Thursday, July 20, 2017 This Week's Paper

Wide Range of Styles in Pastel Exhibit

The work of more than 60 American and Canadian artists is on display in Northwest Pastel Society’s 26th annual International Open Exhibition, currently on display at American Art Company.

The artists display a range of styles. Pastel paintings can be quite clear and well defined as well as hazy and blurry. They can be realistic or abstract. This show gathers a good cross section of all of these.

The President’s Award went to Kathleen Secrest of Deer Park for “Beach House Sunset.” The house appears blurry behind swashes of purple and yellow.

The Director’s Award went to Janice Wall of Vashon Island for “Just Out of Reach.” It is a nude woman with her back turned to the viewer. An orange ribbon in her hair provides a splash of color.

Barbara Benedetti Newton of Renton won Best of Show for “Heartbreak Morning.” It depicts a field in winter with a light dusting of snow. The sun is to the right with the fence posts casting a shadow. Areas touched by the shadows have accents of blue and purple, while the brush in the sunlight is in brown tones.

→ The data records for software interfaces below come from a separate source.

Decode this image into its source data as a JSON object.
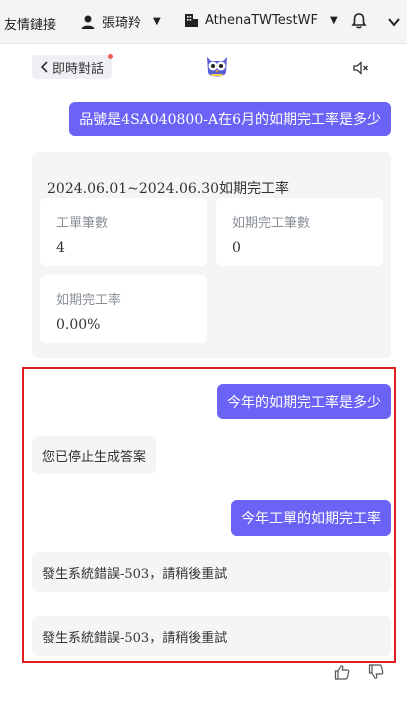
{
  "header": {
    "links_label": "友情鏈接",
    "user_name": "張琦羚",
    "company_name": "AthenaTWTestWF",
    "bell_icon": "bell-icon",
    "more_icon": "chevron-down-icon"
  },
  "chat": {
    "back_label": "即時對話",
    "assistant_icon": "owl-icon",
    "mute_icon": "speaker-mute-icon",
    "messages": [
      {
        "role": "user",
        "text": "品號是4SA040800-A在6月的如期完工率是多少"
      },
      {
        "role": "user",
        "text": "今年的如期完工率是多少"
      },
      {
        "role": "bot",
        "text": "您已停止生成答案"
      },
      {
        "role": "user",
        "text": "今年工單的如期完工率"
      },
      {
        "role": "bot",
        "text": "發生系統錯誤-503，請稍後重試"
      },
      {
        "role": "bot",
        "text": "發生系統錯誤-503，請稍後重試"
      }
    ],
    "result_card": {
      "title": "2024.06.01~2024.06.30如期完工率",
      "stats": [
        {
          "label": "工單筆數",
          "value": "4"
        },
        {
          "label": "如期完工筆數",
          "value": "0"
        },
        {
          "label": "如期完工率",
          "value": "0.00%"
        }
      ]
    },
    "feedback": {
      "like_icon": "thumbs-up-icon",
      "dislike_icon": "thumbs-down-icon"
    }
  },
  "colors": {
    "accent": "#6a63f6",
    "highlight_border": "#e02020",
    "notification_dot": "#f25c5c"
  }
}
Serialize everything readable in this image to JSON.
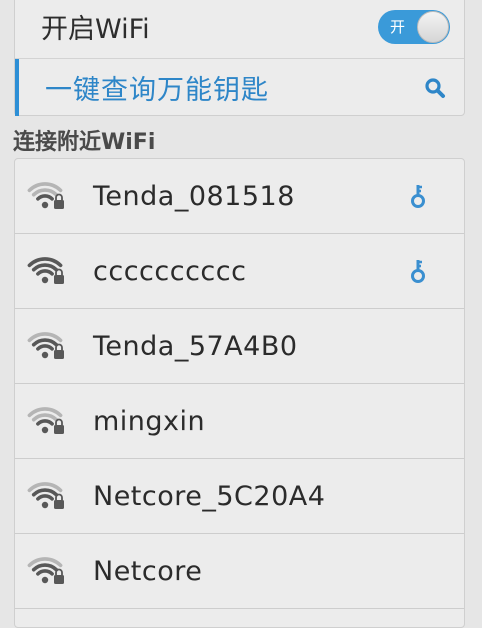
{
  "wifi_switch": {
    "label": "开启WiFi",
    "state_text": "开",
    "on": true
  },
  "query": {
    "label": "一键查询万能钥匙",
    "icon": "search-icon"
  },
  "section": {
    "title": "连接附近WiFi"
  },
  "networks": [
    {
      "name": "Tenda_081518",
      "key": true,
      "signal": "weak"
    },
    {
      "name": "cccccccccc",
      "key": true,
      "signal": "strong"
    },
    {
      "name": "Tenda_57A4B0",
      "key": false,
      "signal": "medium"
    },
    {
      "name": "mingxin",
      "key": false,
      "signal": "weak"
    },
    {
      "name": "Netcore_5C20A4",
      "key": false,
      "signal": "medium"
    },
    {
      "name": "Netcore",
      "key": false,
      "signal": "medium"
    }
  ],
  "colors": {
    "accent": "#2e86c8",
    "switch_on": "#3a9ad9",
    "key": "#3a8fd0",
    "wifi_strong": "#585858",
    "wifi_weak": "#b5b5b5"
  }
}
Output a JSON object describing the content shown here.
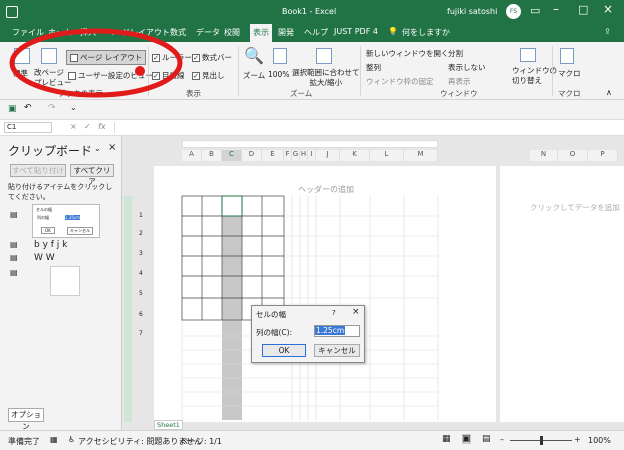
{
  "title": {
    "book": "Book1 - Excel",
    "user": "fujiki satoshi",
    "initials": "FS"
  },
  "tabs": [
    "ファイル",
    "ホーム",
    "挿入",
    "ページレイアウト",
    "数式",
    "データ",
    "校閲",
    "表示",
    "開発",
    "ヘルプ",
    "JUST PDF 4"
  ],
  "search": "何をしますか",
  "ribbon": {
    "normal": "標準",
    "pagebreak": "改ページ\nプレビュー",
    "pagelayout": "ページ レイアウト",
    "userview": "ユーザー設定のビュー",
    "ruler": "ルーラー",
    "formulabar": "数式バー",
    "gridlines": "目盛線",
    "headings": "見出し",
    "zoom": "ズーム",
    "zoom100": "100%",
    "zoomsel": "選択範囲に合わせて\n拡大/縮小",
    "newwin": "新しいウィンドウを開く",
    "arrange": "整列",
    "freeze": "ウィンドウ枠の固定",
    "split": "分割",
    "hide": "表示しない",
    "unhide": "再表示",
    "switch": "ウィンドウの\n切り替え",
    "macro": "マクロ",
    "groups": {
      "views": "ブックの表示",
      "show": "表示",
      "zoom": "ズーム",
      "window": "ウィンドウ",
      "macro": "マクロ"
    }
  },
  "namebox": "C1",
  "clipboard": {
    "title": "クリップボード",
    "pasteall": "すべて貼り付け",
    "clearall": "すべてクリア",
    "hint": "貼り付けるアイテムをクリックしてください。",
    "item2": "b y f j k",
    "item3": "W W",
    "options": "オプション",
    "thumb_label": "列の幅",
    "thumb_value": "1.25cm",
    "thumb_ok": "OK",
    "thumb_cancel": "キャンセル",
    "thumb_title": "セルの幅"
  },
  "columns": [
    "A",
    "B",
    "C",
    "D",
    "E",
    "F",
    "G",
    "H",
    "I",
    "J",
    "K",
    "L",
    "M",
    "N",
    "O",
    "P"
  ],
  "rows": [
    "1",
    "2",
    "3",
    "4",
    "5",
    "6",
    "7"
  ],
  "sheet": {
    "header_add": "ヘッダーの追加",
    "click_data": "クリックしてデータを追加",
    "tab": "Sheet1"
  },
  "dialog": {
    "title": "セルの幅",
    "help": "?",
    "close": "×",
    "label": "列の幅(C):",
    "value": "1.25cm",
    "ok": "OK",
    "cancel": "キャンセル"
  },
  "status": {
    "ready": "準備完了",
    "access": "アクセシビリティ: 問題ありません",
    "page": "ページ: 1/1",
    "zoom": "100%"
  },
  "colors": {
    "excel_green": "#217346",
    "annotation_red": "#e11a1a"
  }
}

Just as impressive is her adjacent painting “Winter.” One tree casts a normal shadow on the lake, while the other casts a shadow that appear bizarre.

Kari Tirrell of Gig Harbor draws inspiration from Venice, Italy. “Waiting” shows two of that city’s famous boats docked next to a home with a plant on the windowsill. A pole with stripes of white and light blue pairs well with shades of blue in the water and the boat covers.

In “Laundry Day, Venice” Tirrell depicts clotheslines between buildings. Her style is crisp with details well defined.

Ursula Barril utilizes diagonal brushstrokes on “Bridge at Brugges.”

Patty Forte Linna displays her considerable talent with “Graceful.” A woman with her back turned wears a long white dress, likely preparing to head off to a gala. She gazes at a pair of shoes on a shelf with hues of purple and red, the same color scheme used on the other side of the painting in the curtains.

Kate McGee utilizes squares, rectangles and circle in hues of yellow and brown to create the nature scene in “Hunter Canyon.”

Joe Mac Kechnie displays good command of color in “Old Watering Hole.” Two cows graze in the background. In the foreground are rocks next to a creek. The thin, squiggly lines of red, blue and orange create interesting accents on the gray rocks.

Tatyana Deynega offers two pleasing paintings of children – “Boy on the Beach” and “Girl with Flowers.” Both have a considerable level of detail.

Jo Ann Sullivan goes in an abstract direction with “Backwater.” The brushstrokes go in all directions with purple and blue accents standing out.

Tammy Radford, a co-owner of the gallery, is to be commended for the placement of the paintings. Paintings with similar themes or color schemes are gathered together. This show flows well from one wall to the next.

The gallery is located at 1126 Broadway. It is open from 10 a.m. to 5:30 p.m. Tuesday through Friday and 10 a.m. to 5 p.m. on Saturdays. The exhibit runs through June 16.